 Two scholars are mentioned in an article by Isaias Simonopetrites. I will not reproduce their data here.
Isaias Simonopetrites, “The Pastoral Sensitivity of the Canons of the Council in Trullo (691-692),” The Greek Orthodox Theological review. 40 (1995): 1-2, pp. 52 & 53.
 Andrew Louth. Greek East and Latin West: The Church, AD 681-1071. (Crestwood, NY: St. Vladimir’s Seminary Press, 2007), p 31.
 The Council in Trullo Revisited. Kanonika, 6. ed. Jōrjj Ji Neṭuṅṅāṭṭa and Michael Featherstone. (Roma: Pontificio istituto orientale, 1995), p 183.
 Camden, David Hayden. “Medicine and Cosmology in Classical Greece: First Principles in Early Greek Medicine.” (doctoral thesis, Harvard University, 2016), p. 106.
 Camden, p. 108.
 Camden, p 101.
 Cross, James R. Hippocratic Oratory: The Poetics of Early Greek Medical Prose. Routledge 2020. Endnote 17
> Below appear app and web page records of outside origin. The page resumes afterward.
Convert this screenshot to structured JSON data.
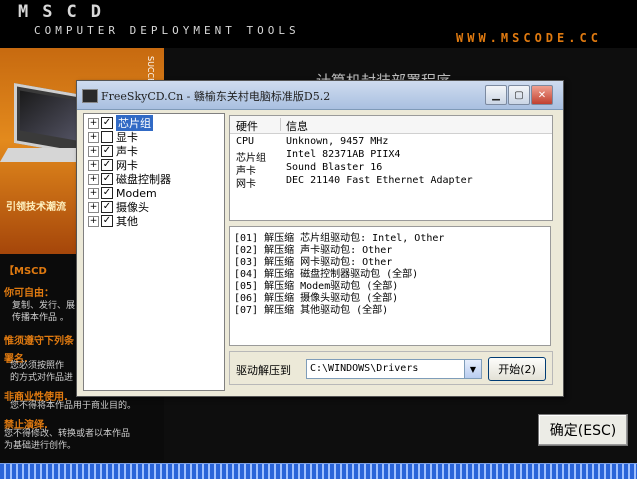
{
  "background": {
    "brand": "MSCD",
    "brand_sub": "COMPUTER DEPLOYMENT TOOLS",
    "website": "WWW.MSCODE.CC",
    "title": "计算机封装部署程序",
    "side_tagline": "引领技术潮流",
    "side_vertical": "SUCCESS DATA",
    "side_sections": [
      {
        "head": "【MSCD",
        "text": ""
      },
      {
        "head": "你可自由：",
        "text": "复制、发行、展\n传播本作品 。"
      },
      {
        "head": "惟须遵守下列条",
        "text": ""
      },
      {
        "head": "署名.",
        "text": "您必须按照作\n的方式对作品进"
      },
      {
        "head": "非商业性使用.",
        "text": "您不得将本作品用于商业目的。"
      },
      {
        "head": "禁止演绎.",
        "text": "您不得修改、转换或者以本作品\n为基础进行创作。"
      }
    ],
    "ok_label": "确定(ESC)"
  },
  "dialog": {
    "title": "FreeSkyCD.Cn - 赣榆东关村电脑标准版D5.2",
    "tree": [
      {
        "label": "芯片组",
        "checked": true,
        "selected": true
      },
      {
        "label": "显卡",
        "checked": false,
        "selected": false
      },
      {
        "label": "声卡",
        "checked": true,
        "selected": false
      },
      {
        "label": "网卡",
        "checked": true,
        "selected": false
      },
      {
        "label": "磁盘控制器",
        "checked": true,
        "selected": false
      },
      {
        "label": "Modem",
        "checked": true,
        "selected": false
      },
      {
        "label": "摄像头",
        "checked": true,
        "selected": false
      },
      {
        "label": "其他",
        "checked": true,
        "selected": false
      }
    ],
    "hw_columns": [
      "硬件",
      "信息"
    ],
    "hw_rows": [
      [
        "CPU",
        "Unknown, 9457 MHz"
      ],
      [
        "芯片组",
        "Intel 82371AB PIIX4"
      ],
      [
        "声卡",
        "Sound Blaster 16"
      ],
      [
        "网卡",
        "DEC 21140 Fast Ethernet Adapter"
      ]
    ],
    "log_lines": [
      "[01] 解压缩 芯片组驱动包: Intel, Other",
      "[02] 解压缩 声卡驱动包: Other",
      "[03] 解压缩 网卡驱动包: Other",
      "[04] 解压缩 磁盘控制器驱动包 (全部)",
      "[05] 解压缩 Modem驱动包 (全部)",
      "[06] 解压缩 摄像头驱动包 (全部)",
      "[07] 解压缩 其他驱动包 (全部)"
    ],
    "extract_label": "驱动解压到",
    "extract_path": "C:\\WINDOWS\\Drivers",
    "start_label": "开始(2)"
  }
}
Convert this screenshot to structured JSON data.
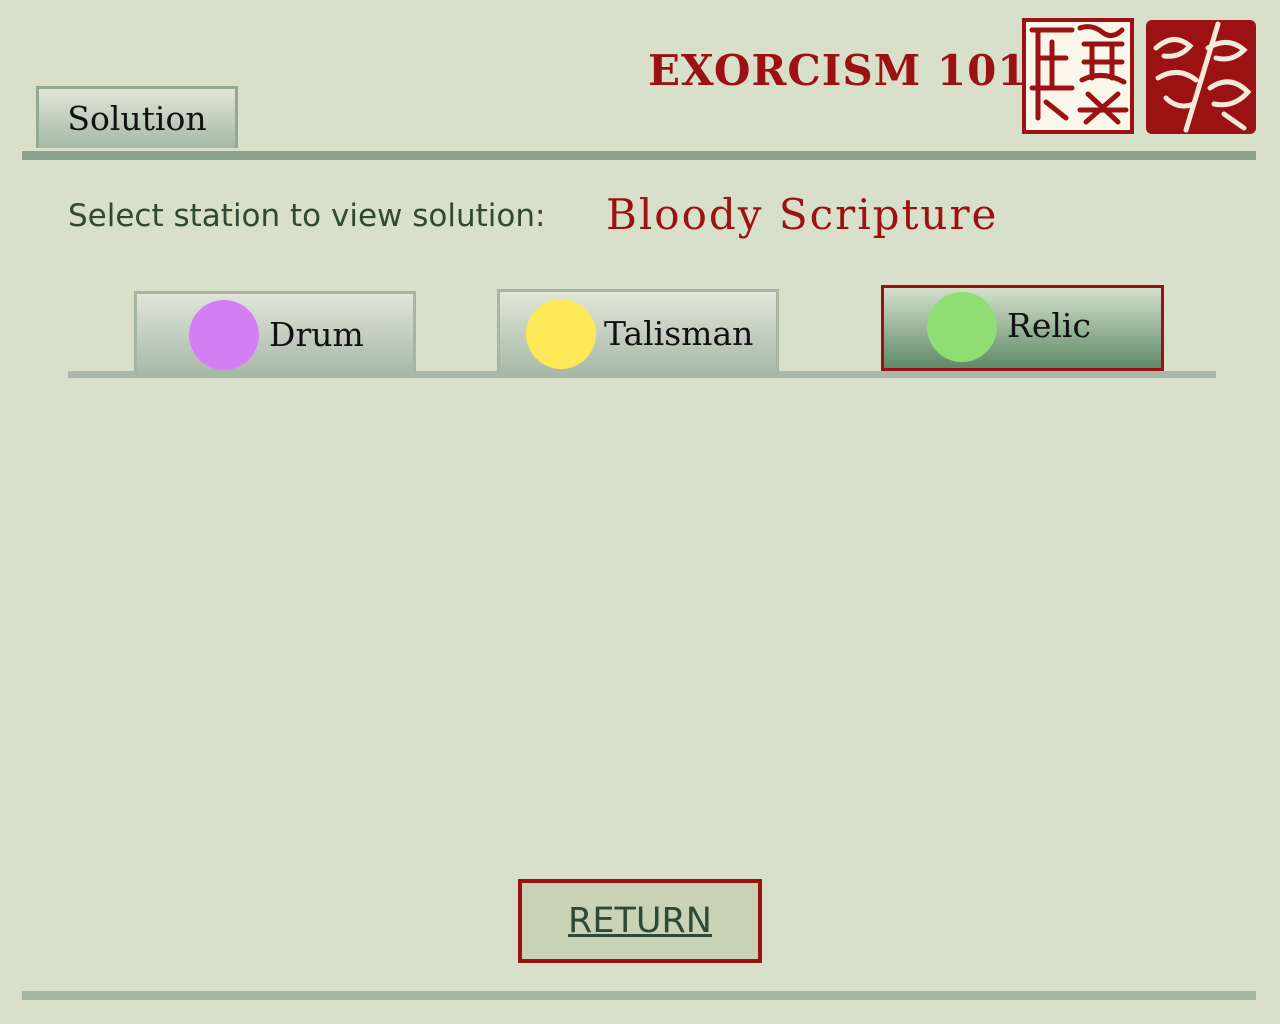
{
  "header": {
    "app_title": "EXORCISM 101",
    "tab_label": "Solution"
  },
  "prompt": {
    "label": "Select station to view solution:",
    "scenario": "Bloody Scripture"
  },
  "stations": [
    {
      "label": "Drum",
      "color": "#d57df5",
      "selected": false
    },
    {
      "label": "Talisman",
      "color": "#fde957",
      "selected": false
    },
    {
      "label": "Relic",
      "color": "#8ede74",
      "selected": true
    }
  ],
  "footer": {
    "return_label": "RETURN"
  },
  "colors": {
    "background": "#d9e0ca",
    "accent_red": "#9b1114",
    "text_green": "#2f4a34"
  }
}
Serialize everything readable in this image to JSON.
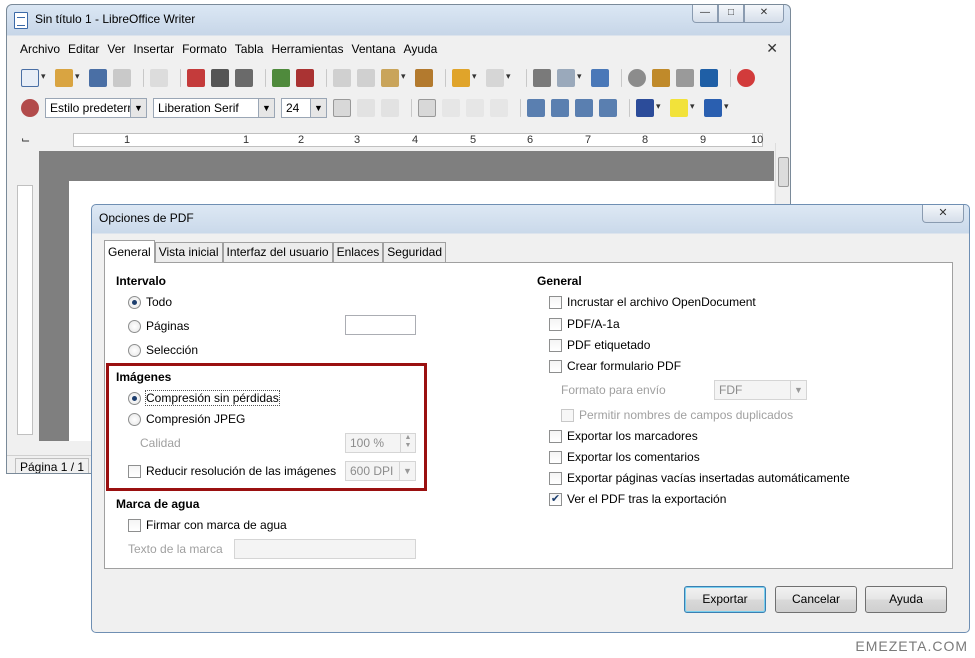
{
  "writer": {
    "title": "Sin título 1 - LibreOffice Writer",
    "menu": [
      "Archivo",
      "Editar",
      "Ver",
      "Insertar",
      "Formato",
      "Tabla",
      "Herramientas",
      "Ventana",
      "Ayuda"
    ],
    "paragraph_style": "Estilo predeterr",
    "font_name": "Liberation Serif",
    "font_size": "24",
    "ruler_numbers": [
      "1",
      "1",
      "2",
      "3",
      "4",
      "5",
      "6",
      "7",
      "8",
      "9",
      "10"
    ],
    "page_status": "Página 1 / 1"
  },
  "dialog": {
    "title": "Opciones de PDF",
    "tabs": [
      "General",
      "Vista inicial",
      "Interfaz del usuario",
      "Enlaces",
      "Seguridad"
    ],
    "active_tab": "General",
    "intervalo": {
      "heading": "Intervalo",
      "todo": "Todo",
      "paginas": "Páginas",
      "seleccion": "Selección",
      "selected": "Todo"
    },
    "imagenes": {
      "heading": "Imágenes",
      "lossless": "Compresión sin pérdidas",
      "jpeg": "Compresión JPEG",
      "quality_label": "Calidad",
      "quality_value": "100 %",
      "reduce_label": "Reducir resolución de las imágenes",
      "dpi_value": "600 DPI",
      "selected": "Compresión sin pérdidas"
    },
    "marca": {
      "heading": "Marca de agua",
      "sign": "Firmar con marca de agua",
      "text_label": "Texto de la marca"
    },
    "general": {
      "heading": "General",
      "embed_odf": "Incrustar el archivo OpenDocument",
      "pdfa": "PDF/A-1a",
      "tagged": "PDF etiquetado",
      "create_form": "Crear formulario PDF",
      "submit_format_label": "Formato para envío",
      "submit_format_value": "FDF",
      "allow_duplicates": "Permitir nombres de campos duplicados",
      "bookmarks": "Exportar los marcadores",
      "comments": "Exportar los comentarios",
      "blank_pages": "Exportar páginas vacías insertadas automáticamente",
      "view_pdf": "Ver el PDF tras la exportación",
      "view_pdf_checked": true
    },
    "buttons": {
      "export": "Exportar",
      "cancel": "Cancelar",
      "help": "Ayuda"
    }
  },
  "watermark_text": "EMEZETA.COM",
  "colors": {
    "highlight_box": "#9a1010",
    "dialog_border": "#6f8fb3"
  }
}
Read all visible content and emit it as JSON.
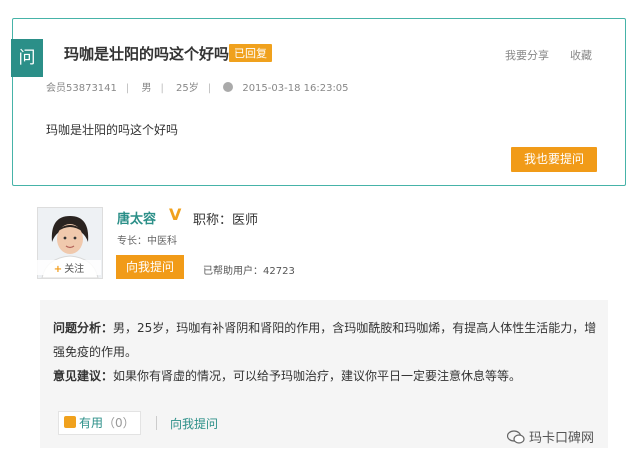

 The Bishop, or in his absence, the priest, per Canon 102 of Trullo
 The Seven Ecumenical Councils of the Undivided Church, trans H. R. Percival, in Nicene and Post-Nicene Fathers, 2nd Series, ed. P. Schaff and H. Wace, (repr. Grand Rapids MI: Wm. B. Eerdmans, 1955), XIV, pp. 356-408. <https://sourcebooks.fordham.edu/basis/trullo.asp>
 The Council in Trullo Revisited, p. 183-184.
 The Council in Trullo Revisited, p. 183.
 Nicodemus. Exomologetarion: A Manual of Confession. Trans. George Dokos. (Thessalonica [Greece]: Uncut Mountain Press, 2006).
 The Council in Trullo Revisited, p. 185.